- Extracted material:
*****
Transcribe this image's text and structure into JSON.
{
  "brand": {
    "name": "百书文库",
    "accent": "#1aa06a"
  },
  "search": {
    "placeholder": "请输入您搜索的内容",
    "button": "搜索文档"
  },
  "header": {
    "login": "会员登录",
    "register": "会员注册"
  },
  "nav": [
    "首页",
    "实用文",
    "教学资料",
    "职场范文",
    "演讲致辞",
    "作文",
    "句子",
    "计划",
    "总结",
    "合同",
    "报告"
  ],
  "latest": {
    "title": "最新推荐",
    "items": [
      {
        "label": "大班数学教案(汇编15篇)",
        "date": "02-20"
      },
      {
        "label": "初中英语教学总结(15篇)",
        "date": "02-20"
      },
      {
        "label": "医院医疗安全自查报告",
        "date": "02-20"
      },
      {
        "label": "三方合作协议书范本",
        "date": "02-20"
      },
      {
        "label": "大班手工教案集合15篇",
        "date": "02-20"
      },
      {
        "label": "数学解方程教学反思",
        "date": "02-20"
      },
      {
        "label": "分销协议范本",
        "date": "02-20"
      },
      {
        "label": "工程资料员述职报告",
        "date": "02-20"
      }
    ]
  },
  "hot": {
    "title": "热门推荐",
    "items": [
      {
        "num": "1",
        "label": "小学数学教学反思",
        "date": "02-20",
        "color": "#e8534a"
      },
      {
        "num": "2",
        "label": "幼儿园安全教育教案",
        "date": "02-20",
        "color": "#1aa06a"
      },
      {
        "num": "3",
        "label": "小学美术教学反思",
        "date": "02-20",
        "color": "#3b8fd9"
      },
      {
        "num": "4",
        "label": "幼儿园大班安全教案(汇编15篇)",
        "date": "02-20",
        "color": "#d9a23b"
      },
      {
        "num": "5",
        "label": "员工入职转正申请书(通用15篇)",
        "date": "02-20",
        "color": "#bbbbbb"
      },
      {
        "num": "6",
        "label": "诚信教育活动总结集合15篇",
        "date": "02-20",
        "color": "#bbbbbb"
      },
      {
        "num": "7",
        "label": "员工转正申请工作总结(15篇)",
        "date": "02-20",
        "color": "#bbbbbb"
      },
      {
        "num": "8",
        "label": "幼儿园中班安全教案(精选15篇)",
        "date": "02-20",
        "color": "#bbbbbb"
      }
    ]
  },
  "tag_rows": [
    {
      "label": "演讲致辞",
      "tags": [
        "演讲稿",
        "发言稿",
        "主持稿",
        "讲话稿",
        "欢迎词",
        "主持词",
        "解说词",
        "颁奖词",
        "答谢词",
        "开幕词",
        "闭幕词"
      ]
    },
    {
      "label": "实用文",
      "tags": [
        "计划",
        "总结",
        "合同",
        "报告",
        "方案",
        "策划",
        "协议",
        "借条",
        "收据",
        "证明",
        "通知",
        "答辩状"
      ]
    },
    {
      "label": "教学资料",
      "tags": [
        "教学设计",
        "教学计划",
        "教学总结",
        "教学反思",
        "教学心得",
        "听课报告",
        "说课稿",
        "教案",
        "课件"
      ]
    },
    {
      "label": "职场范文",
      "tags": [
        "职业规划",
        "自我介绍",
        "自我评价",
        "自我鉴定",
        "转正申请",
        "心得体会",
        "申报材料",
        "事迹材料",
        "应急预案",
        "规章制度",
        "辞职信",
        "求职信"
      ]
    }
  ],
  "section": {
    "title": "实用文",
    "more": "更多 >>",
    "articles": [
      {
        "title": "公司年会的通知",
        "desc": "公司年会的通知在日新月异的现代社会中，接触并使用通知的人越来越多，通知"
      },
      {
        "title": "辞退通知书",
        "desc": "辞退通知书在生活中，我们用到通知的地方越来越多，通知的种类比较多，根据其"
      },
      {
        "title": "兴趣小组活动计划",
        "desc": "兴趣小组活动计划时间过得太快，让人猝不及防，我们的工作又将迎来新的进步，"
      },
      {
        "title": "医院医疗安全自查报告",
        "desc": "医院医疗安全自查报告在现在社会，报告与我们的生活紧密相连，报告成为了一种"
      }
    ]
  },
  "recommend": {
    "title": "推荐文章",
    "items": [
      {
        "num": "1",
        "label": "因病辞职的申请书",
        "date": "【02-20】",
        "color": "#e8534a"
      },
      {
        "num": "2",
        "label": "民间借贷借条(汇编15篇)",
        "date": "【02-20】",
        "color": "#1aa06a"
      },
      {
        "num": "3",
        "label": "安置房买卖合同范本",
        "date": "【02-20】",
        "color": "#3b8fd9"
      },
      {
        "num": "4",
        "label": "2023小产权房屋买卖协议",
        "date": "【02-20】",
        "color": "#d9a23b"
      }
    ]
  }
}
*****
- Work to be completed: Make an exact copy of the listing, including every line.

- The answer:
Transcribe this image's text and structure into JSON.
{
  "brand": {
    "name": "百书文库",
    "accent": "#1aa06a"
  },
  "search": {
    "placeholder": "请输入您搜索的内容",
    "button": "搜索文档"
  },
  "header": {
    "login": "会员登录",
    "register": "会员注册"
  },
  "nav": [
    "首页",
    "实用文",
    "教学资料",
    "职场范文",
    "演讲致辞",
    "作文",
    "句子",
    "计划",
    "总结",
    "合同",
    "报告"
  ],
  "latest": {
    "title": "最新推荐",
    "items": [
      {
        "label": "大班数学教案(汇编15篇)",
        "date": "02-20"
      },
      {
        "label": "初中英语教学总结(15篇)",
        "date": "02-20"
      },
      {
        "label": "医院医疗安全自查报告",
        "date": "02-20"
      },
      {
        "label": "三方合作协议书范本",
        "date": "02-20"
      },
      {
        "label": "大班手工教案集合15篇",
        "date": "02-20"
      },
      {
        "label": "数学解方程教学反思",
        "date": "02-20"
      },
      {
        "label": "分销协议范本",
        "date": "02-20"
      },
      {
        "label": "工程资料员述职报告",
        "date": "02-20"
      }
    ]
  },
  "hot": {
    "title": "热门推荐",
    "items": [
      {
        "num": "1",
        "label": "小学数学教学反思",
        "date": "02-20",
        "color": "#e8534a"
      },
      {
        "num": "2",
        "label": "幼儿园安全教育教案",
        "date": "02-20",
        "color": "#1aa06a"
      },
      {
        "num": "3",
        "label": "小学美术教学反思",
        "date": "02-20",
        "color": "#3b8fd9"
      },
      {
        "num": "4",
        "label": "幼儿园大班安全教案(汇编15篇)",
        "date": "02-20",
        "color": "#d9a23b"
      },
      {
        "num": "5",
        "label": "员工入职转正申请书(通用15篇)",
        "date": "02-20",
        "color": "#bbbbbb"
      },
      {
        "num": "6",
        "label": "诚信教育活动总结集合15篇",
        "date": "02-20",
        "color": "#bbbbbb"
      },
      {
        "num": "7",
        "label": "员工转正申请工作总结(15篇)",
        "date": "02-20",
        "color": "#bbbbbb"
      },
      {
        "num": "8",
        "label": "幼儿园中班安全教案(精选15篇)",
        "date": "02-20",
        "color": "#bbbbbb"
      }
    ]
  },
  "tag_rows": [
    {
      "label": "演讲致辞",
      "tags": [
        "演讲稿",
        "发言稿",
        "主持稿",
        "讲话稿",
        "欢迎词",
        "主持词",
        "解说词",
        "颁奖词",
        "答谢词",
        "开幕词",
        "闭幕词"
      ]
    },
    {
      "label": "实用文",
      "tags": [
        "计划",
        "总结",
        "合同",
        "报告",
        "方案",
        "策划",
        "协议",
        "借条",
        "收据",
        "证明",
        "通知",
        "答辩状"
      ]
    },
    {
      "label": "教学资料",
      "tags": [
        "教学设计",
        "教学计划",
        "教学总结",
        "教学反思",
        "教学心得",
        "听课报告",
        "说课稿",
        "教案",
        "课件"
      ]
    },
    {
      "label": "职场范文",
      "tags": [
        "职业规划",
        "自我介绍",
        "自我评价",
        "自我鉴定",
        "转正申请",
        "心得体会",
        "申报材料",
        "事迹材料",
        "应急预案",
        "规章制度",
        "辞职信",
        "求职信"
      ]
    }
  ],
  "section": {
    "title": "实用文",
    "more": "更多 >>",
    "articles": [
      {
        "title": "公司年会的通知",
        "desc": "公司年会的通知在日新月异的现代社会中，接触并使用通知的人越来越多，通知"
      },
      {
        "title": "辞退通知书",
        "desc": "辞退通知书在生活中，我们用到通知的地方越来越多，通知的种类比较多，根据其"
      },
      {
        "title": "兴趣小组活动计划",
        "desc": "兴趣小组活动计划时间过得太快，让人猝不及防，我们的工作又将迎来新的进步，"
      },
      {
        "title": "医院医疗安全自查报告",
        "desc": "医院医疗安全自查报告在现在社会，报告与我们的生活紧密相连，报告成为了一种"
      }
    ]
  },
  "recommend": {
    "title": "推荐文章",
    "items": [
      {
        "num": "1",
        "label": "因病辞职的申请书",
        "date": "【02-20】",
        "color": "#e8534a"
      },
      {
        "num": "2",
        "label": "民间借贷借条(汇编15篇)",
        "date": "【02-20】",
        "color": "#1aa06a"
      },
      {
        "num": "3",
        "label": "安置房买卖合同范本",
        "date": "【02-20】",
        "color": "#3b8fd9"
      },
      {
        "num": "4",
        "label": "2023小产权房屋买卖协议",
        "date": "【02-20】",
        "color": "#d9a23b"
      }
    ]
  }
}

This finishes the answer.